### Records for this exercise
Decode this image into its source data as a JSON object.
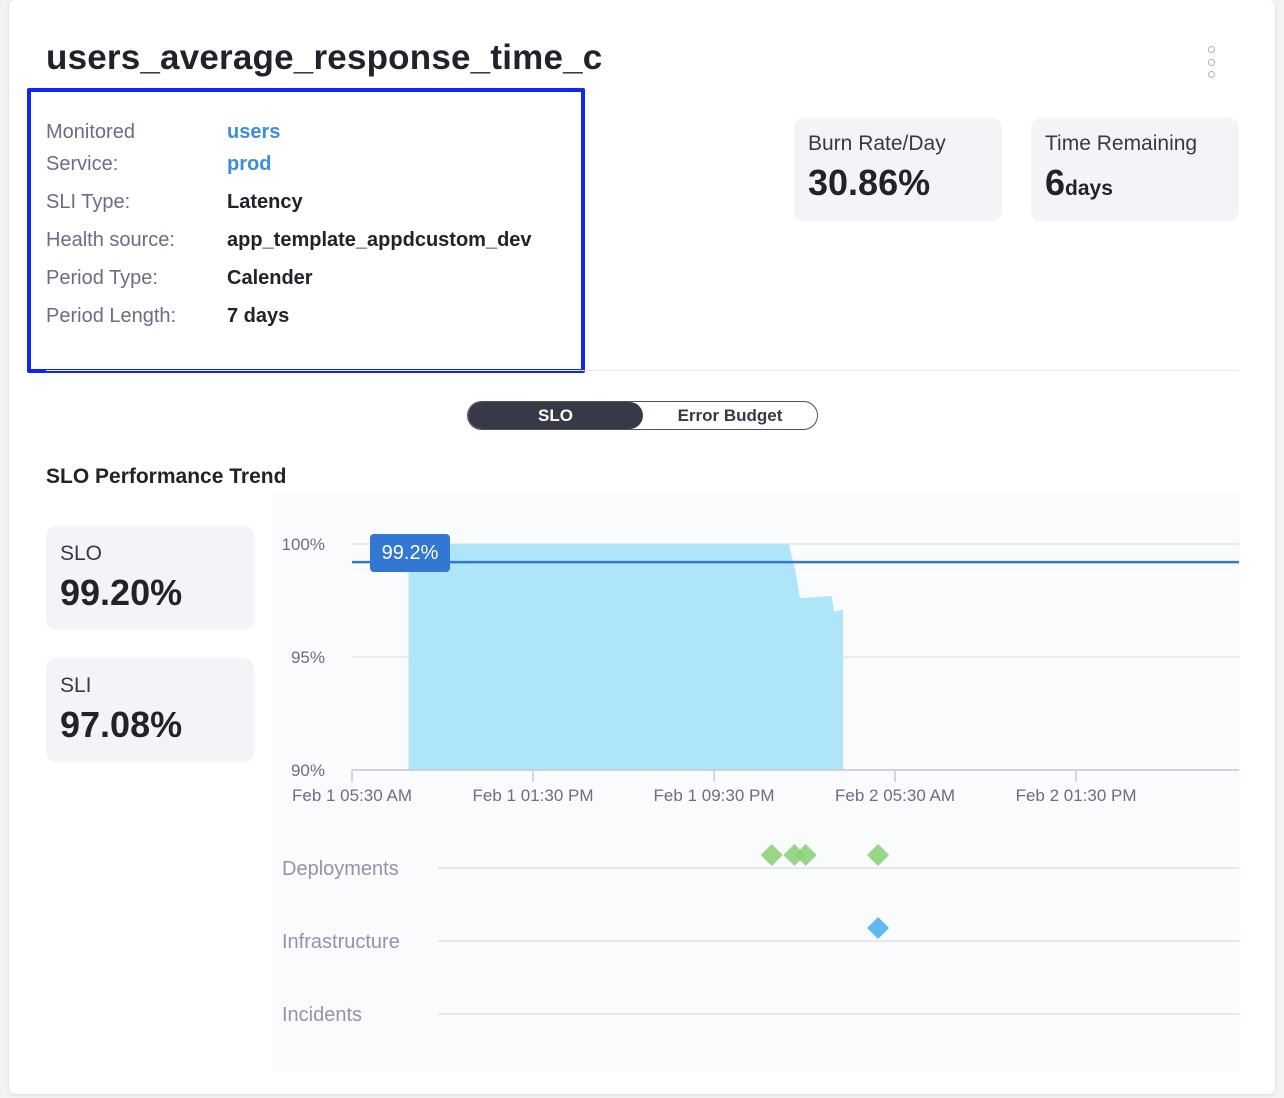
{
  "title": "users_average_response_time_c",
  "details": {
    "monitored_service_label_1": "Monitored",
    "monitored_service_label_2": "Service:",
    "service_name": "users",
    "environment": "prod",
    "sli_type_label": "SLI Type:",
    "sli_type": "Latency",
    "health_source_label": "Health source:",
    "health_source": "app_template_appdcustom_dev",
    "period_type_label": "Period Type:",
    "period_type": "Calender",
    "period_length_label": "Period Length:",
    "period_length": "7 days"
  },
  "stats": {
    "burn_rate_label": "Burn Rate/Day",
    "burn_rate_value": "30.86%",
    "time_remaining_label": "Time Remaining",
    "time_remaining_value": "6",
    "time_remaining_unit": "days"
  },
  "toggle": {
    "active": "SLO",
    "inactive": "Error Budget"
  },
  "trend_title": "SLO Performance Trend",
  "summary": {
    "slo_label": "SLO",
    "slo_value": "99.20%",
    "sli_label": "SLI",
    "sli_value": "97.08%"
  },
  "timeline_rows": [
    "Deployments",
    "Infrastructure",
    "Incidents"
  ],
  "colors": {
    "area": "#aee5f9",
    "target_line": "#3277d2",
    "deployment": "#8ed27a",
    "infrastructure": "#5fb8ee",
    "highlight_border": "#0f27f5"
  },
  "chart_data": {
    "type": "area",
    "y_ticks": [
      "100%",
      "95%",
      "90%"
    ],
    "ylim": [
      90,
      100
    ],
    "x_ticks": [
      "Feb 1 05:30 AM",
      "Feb 1 01:30 PM",
      "Feb 1 09:30 PM",
      "Feb 2 05:30 AM",
      "Feb 2 01:30 PM"
    ],
    "target": 99.2,
    "target_label": "99.2%",
    "series": [
      {
        "x_hours": [
          8,
          24.8,
          25.0,
          25.1,
          25.3,
          26.7,
          26.8,
          27.2
        ],
        "values": [
          100,
          100,
          99.2,
          98.8,
          97.6,
          97.7,
          97.0,
          97.1
        ]
      }
    ],
    "deployment_hours": [
      24.05,
      25.05,
      25.55,
      28.75
    ],
    "infrastructure_hours": [
      28.75
    ]
  }
}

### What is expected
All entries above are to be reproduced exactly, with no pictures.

### Task output
Decode this image into its source data as a JSON object.
{
  "title": "users_average_response_time_c",
  "details": {
    "monitored_service_label_1": "Monitored",
    "monitored_service_label_2": "Service:",
    "service_name": "users",
    "environment": "prod",
    "sli_type_label": "SLI Type:",
    "sli_type": "Latency",
    "health_source_label": "Health source:",
    "health_source": "app_template_appdcustom_dev",
    "period_type_label": "Period Type:",
    "period_type": "Calender",
    "period_length_label": "Period Length:",
    "period_length": "7 days"
  },
  "stats": {
    "burn_rate_label": "Burn Rate/Day",
    "burn_rate_value": "30.86%",
    "time_remaining_label": "Time Remaining",
    "time_remaining_value": "6",
    "time_remaining_unit": "days"
  },
  "toggle": {
    "active": "SLO",
    "inactive": "Error Budget"
  },
  "trend_title": "SLO Performance Trend",
  "summary": {
    "slo_label": "SLO",
    "slo_value": "99.20%",
    "sli_label": "SLI",
    "sli_value": "97.08%"
  },
  "timeline_rows": [
    "Deployments",
    "Infrastructure",
    "Incidents"
  ],
  "colors": {
    "area": "#aee5f9",
    "target_line": "#3277d2",
    "deployment": "#8ed27a",
    "infrastructure": "#5fb8ee",
    "highlight_border": "#0f27f5"
  },
  "chart_data": {
    "type": "area",
    "y_ticks": [
      "100%",
      "95%",
      "90%"
    ],
    "ylim": [
      90,
      100
    ],
    "x_ticks": [
      "Feb 1 05:30 AM",
      "Feb 1 01:30 PM",
      "Feb 1 09:30 PM",
      "Feb 2 05:30 AM",
      "Feb 2 01:30 PM"
    ],
    "target": 99.2,
    "target_label": "99.2%",
    "series": [
      {
        "x_hours": [
          8,
          24.8,
          25.0,
          25.1,
          25.3,
          26.7,
          26.8,
          27.2
        ],
        "values": [
          100,
          100,
          99.2,
          98.8,
          97.6,
          97.7,
          97.0,
          97.1
        ]
      }
    ],
    "deployment_hours": [
      24.05,
      25.05,
      25.55,
      28.75
    ],
    "infrastructure_hours": [
      28.75
    ]
  }
}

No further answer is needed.